Responsive web design and the user experience
Chances are you’ve already heard about it but haven’t yet had it explained to you, so what is responsive web design? Well simply put, it’s a web design approach that allows your website to change its appearance depending on the screen size it’s being viewed on. Responsive web design (or RWD as it’s otherwise known) is probably the best approach to the problem that is differing screen sizes. With the multitude of media devices available now ranging from smartphones to desktops, a responsively designed website can save a lot of time. RWD uses so-called breakout points, these determine the layout of the website. Breakpoints are commonly based around the size of the browser. The same HTML is used with all devices; it’s the CSS (which determines the layout of the webpage itself) that’s used to change the appearance of the page. This means instead of creating a separate website and codebase for each individual screen, a single codebase can support all.
How does RWD work?
When it comes to responsive web design, the page elements will reshuffle as the viewpoint grows or shrinks so a three-column design on a desktop may change to a two-column design on a tablet or even a single column on a smartphone. Responsive design relies on something called proportion based grids, these help it to rearrange its contents and design elements. The beauty about RWD is that not only does it provide equal access to information regardless of the device being used but it can also be used to hide certain items on smaller screens such as background images.
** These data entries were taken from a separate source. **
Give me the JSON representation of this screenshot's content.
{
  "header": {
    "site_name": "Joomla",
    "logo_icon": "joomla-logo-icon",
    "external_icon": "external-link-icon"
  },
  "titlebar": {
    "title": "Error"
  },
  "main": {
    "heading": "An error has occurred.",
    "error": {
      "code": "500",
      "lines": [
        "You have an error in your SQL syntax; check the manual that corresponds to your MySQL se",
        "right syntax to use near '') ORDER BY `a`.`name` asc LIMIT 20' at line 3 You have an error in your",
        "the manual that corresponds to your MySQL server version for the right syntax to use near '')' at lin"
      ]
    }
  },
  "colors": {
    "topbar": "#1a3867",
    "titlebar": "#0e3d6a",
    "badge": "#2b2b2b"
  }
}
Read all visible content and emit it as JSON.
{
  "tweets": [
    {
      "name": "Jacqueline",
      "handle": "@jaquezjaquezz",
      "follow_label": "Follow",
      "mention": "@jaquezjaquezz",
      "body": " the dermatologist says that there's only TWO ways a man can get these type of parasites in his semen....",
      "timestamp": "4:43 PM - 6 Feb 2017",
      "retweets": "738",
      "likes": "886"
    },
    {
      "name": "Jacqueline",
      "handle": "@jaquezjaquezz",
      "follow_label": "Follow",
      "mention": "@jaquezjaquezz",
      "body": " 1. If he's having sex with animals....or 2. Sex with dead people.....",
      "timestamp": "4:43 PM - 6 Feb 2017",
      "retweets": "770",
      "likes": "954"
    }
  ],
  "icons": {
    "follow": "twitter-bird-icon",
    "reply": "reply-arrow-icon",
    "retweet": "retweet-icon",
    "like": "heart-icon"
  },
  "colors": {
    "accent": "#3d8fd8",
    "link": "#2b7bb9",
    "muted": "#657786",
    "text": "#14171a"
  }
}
It’s worth remembering however that the decision to hide certain content for different devices should be based solely on your users and their wants.
What are the advantages?
Responsive web design has a number of advantages over developing separate websites such as the need for only one codebase. This can make development of your website much faster compared to having to develop three or four different websites. It also makes maintenance a lot easier too as only one codebase and one set of contents needs to be updated rather than a number of them. RWD is also considered relatively future proof in that it supports new breakpoints whenever they may be needed. This means if a brand new five of twenty inch device suddenly becomes hot property and takes off, the codebase will still support it.
It's important to get it right!
Due to its very nature whereby elements are shuffled around on a page for different screen sizes, design and development must work hand in hand. Responsive design can sometimes turn into somewhat of a puzzle i.e. finding the right elements that will work on both larger pages and fit skinnier longer ones too. Simply ensuring elements fit on the page however just isn’t enough, as they must also work for all screen resolutions and sizes too. It must also be remembered that this shuffling of elements will alter the view of the website from one device to the next therefore the user experience must be considered. To get this right many teams use responsive-design frameworks that help create the designs. These can be great in moving development along but careful consideration into how it will work with your content and your website should be considered rather than simply how it works in general. It’s hugely difficult designing a website that’s usable on a desktop, let alone a multitude of different arrangements across a variety of screen sizes. The same design element that works amazingly on a desktop might not be so great on a smartphone or vice versa.
Decide what content is important and should have priority on a smart phone
A key aspect of responsive design is prioritising content. On a desktop a lot more content and information is instantly visible without the need to scroll or search, the same cannot be said for a smartphone. If users don’t instantly see what they want on a desktop it doesn’t take much to glance around the page. On a smartphone however, users may find themselves scrolling for what feels like forever. This is where smart content prioritising comes into play, allowing users to find what they need easily.
Don't forget about performance, test it!
As with every single different web design tactic, there are always going to be downsides or areas that may need to be checked every now and then. With RWD, performance can be one of those areas. As we stated before, the same code is sent to every single device regardless of the code that applies. Each device will receive the entire code and simply take from it what it needs. This means a four-inch smartphone will receive the same code as a twenty seven inch desktop and because of this, it can sometimes bog down the performance especially when it’s relying on a spottier, slower data connection. This is why it’s so important to test the user experience of your website outside on your smartphone, away from your desktop and superfast broadband connection. Venture out between tall buildings, in conference rooms and basements. Go to remote areas or known trouble spots and see how your website performs.
Get in touch with an expert and let us future proof your new or existing website
The main aim of responsive design is to give everyone the same access to information whether they’re on a smartphone or desktop but it must be remembered that responsive design is merely a tool, not a cure-all. Whilst it has many perks when designing a website across devices, it may not necessarily work for you. It’s important to focus on content, design and performance to truly support users across all devices. Responsive design is most certainly not an easy option, which is why it’s best left in the hands of professionals such as us. If you’d like more information on responsive wed design and how it might work for you then just click here.